He had a keen interest in such things as wildlife campaigns and over the years he had me tap into the world wide web for him, to find him information, send emails, and print off things of such nature – something he had no ability or interest in doing himself; I was the genius in his eyes, Dr Oppenheimer he jokingly nicknamed me – I reminded him of the theoretical physicist although I’m pretty sure this began before I grew my hair long. The last time I bumped into Wally he had asked me to print off some of the latest news from the Born Free Foundation’s website for him for him to collect from me when passing; it was just yesterday that I had got something printed off ready for him – now it waits here on my desk and it pains me to consider I’ll be not be seeing him again to hand it to him.

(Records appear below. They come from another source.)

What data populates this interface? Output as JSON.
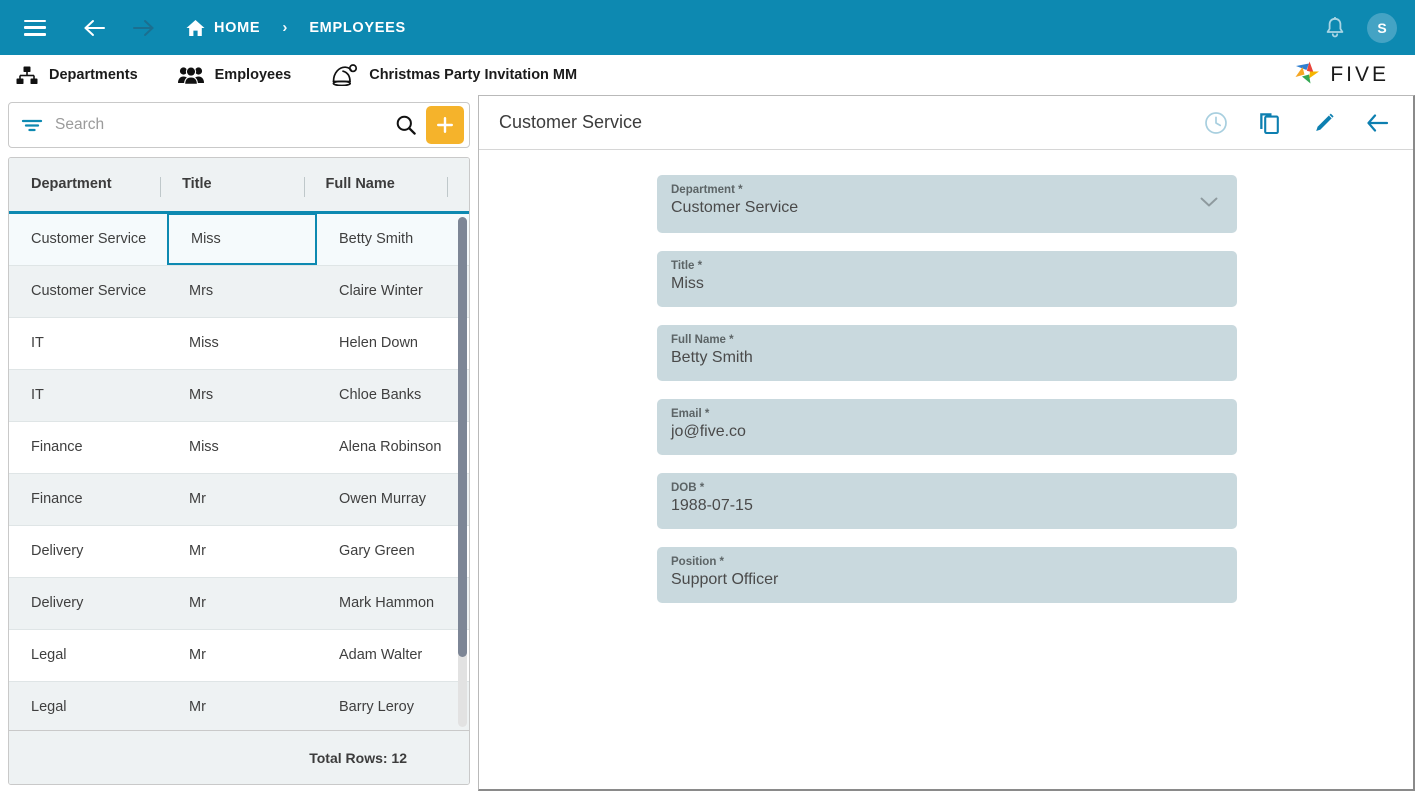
{
  "topbar": {
    "menu_icon": "hamburger-icon",
    "back_icon": "arrow-left-icon",
    "forward_icon": "arrow-right-icon",
    "home_icon": "home-icon",
    "home_label": "HOME",
    "separator": "›",
    "current_label": "EMPLOYEES",
    "notification_icon": "bell-icon",
    "avatar_initial": "S",
    "background_color": "#0d89b1"
  },
  "menubar": {
    "items": [
      {
        "label": "Departments",
        "icon": "sitemap-icon"
      },
      {
        "label": "Employees",
        "icon": "users-group-icon"
      },
      {
        "label": "Christmas Party Invitation MM",
        "icon": "santa-hat-icon"
      }
    ],
    "brand": {
      "name": "FIVE",
      "logo_icon": "five-pinwheel-logo",
      "colors": [
        "#2f7fd0",
        "#e8453c",
        "#f5b400",
        "#34a853"
      ]
    }
  },
  "search": {
    "filter_icon": "filter-icon",
    "placeholder": "Search",
    "value": "",
    "search_icon": "search-icon",
    "add_icon": "plus-icon",
    "add_button_color": "#f5b32b"
  },
  "grid": {
    "columns": [
      "Department",
      "Title",
      "Full Name"
    ],
    "rows": [
      {
        "department": "Customer Service",
        "title": "Miss",
        "full_name": "Betty Smith",
        "selected": true
      },
      {
        "department": "Customer Service",
        "title": "Mrs",
        "full_name": "Claire Winter",
        "selected": false
      },
      {
        "department": "IT",
        "title": "Miss",
        "full_name": "Helen Down",
        "selected": false
      },
      {
        "department": "IT",
        "title": "Mrs",
        "full_name": "Chloe Banks",
        "selected": false
      },
      {
        "department": "Finance",
        "title": "Miss",
        "full_name": "Alena Robinson",
        "selected": false
      },
      {
        "department": "Finance",
        "title": "Mr",
        "full_name": "Owen Murray",
        "selected": false
      },
      {
        "department": "Delivery",
        "title": "Mr",
        "full_name": "Gary Green",
        "selected": false
      },
      {
        "department": "Delivery",
        "title": "Mr",
        "full_name": "Mark Hammon",
        "selected": false
      },
      {
        "department": "Legal",
        "title": "Mr",
        "full_name": "Adam Walter",
        "selected": false
      },
      {
        "department": "Legal",
        "title": "Mr",
        "full_name": "Barry Leroy",
        "selected": false
      }
    ],
    "footer_text": "Total Rows: 12",
    "header_accent_color": "#0d89b1"
  },
  "detail": {
    "title": "Customer Service",
    "actions": [
      {
        "name": "history",
        "icon": "clock-icon"
      },
      {
        "name": "duplicate",
        "icon": "copy-icon"
      },
      {
        "name": "edit",
        "icon": "pencil-icon"
      },
      {
        "name": "back",
        "icon": "arrow-left-icon"
      }
    ],
    "fields": [
      {
        "label": "Department *",
        "value": "Customer Service",
        "type": "dropdown"
      },
      {
        "label": "Title *",
        "value": "Miss",
        "type": "text"
      },
      {
        "label": "Full Name *",
        "value": "Betty Smith",
        "type": "text"
      },
      {
        "label": "Email *",
        "value": "jo@five.co",
        "type": "text"
      },
      {
        "label": "DOB *",
        "value": "1988-07-15",
        "type": "text"
      },
      {
        "label": "Position *",
        "value": "Support Officer",
        "type": "text"
      }
    ],
    "field_background": "#c9d9de"
  }
}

It troubles me somewhat that I’ll likely be away on my travels at the time of his funeral, but I’ll be riding my bike and he’ll be impressed with that. I’ll be taking him along with me, rather than breezing past him for a change!
Further tributes can be found here: www.dailypost.co.uk/…/more-tributes-wally-needham…
Anyway, to end this post as originally intended, below is a video of Alec Laidler doing an interview relating to one of his previous books on a similar topic to the one I read. He has other books in the pipeline.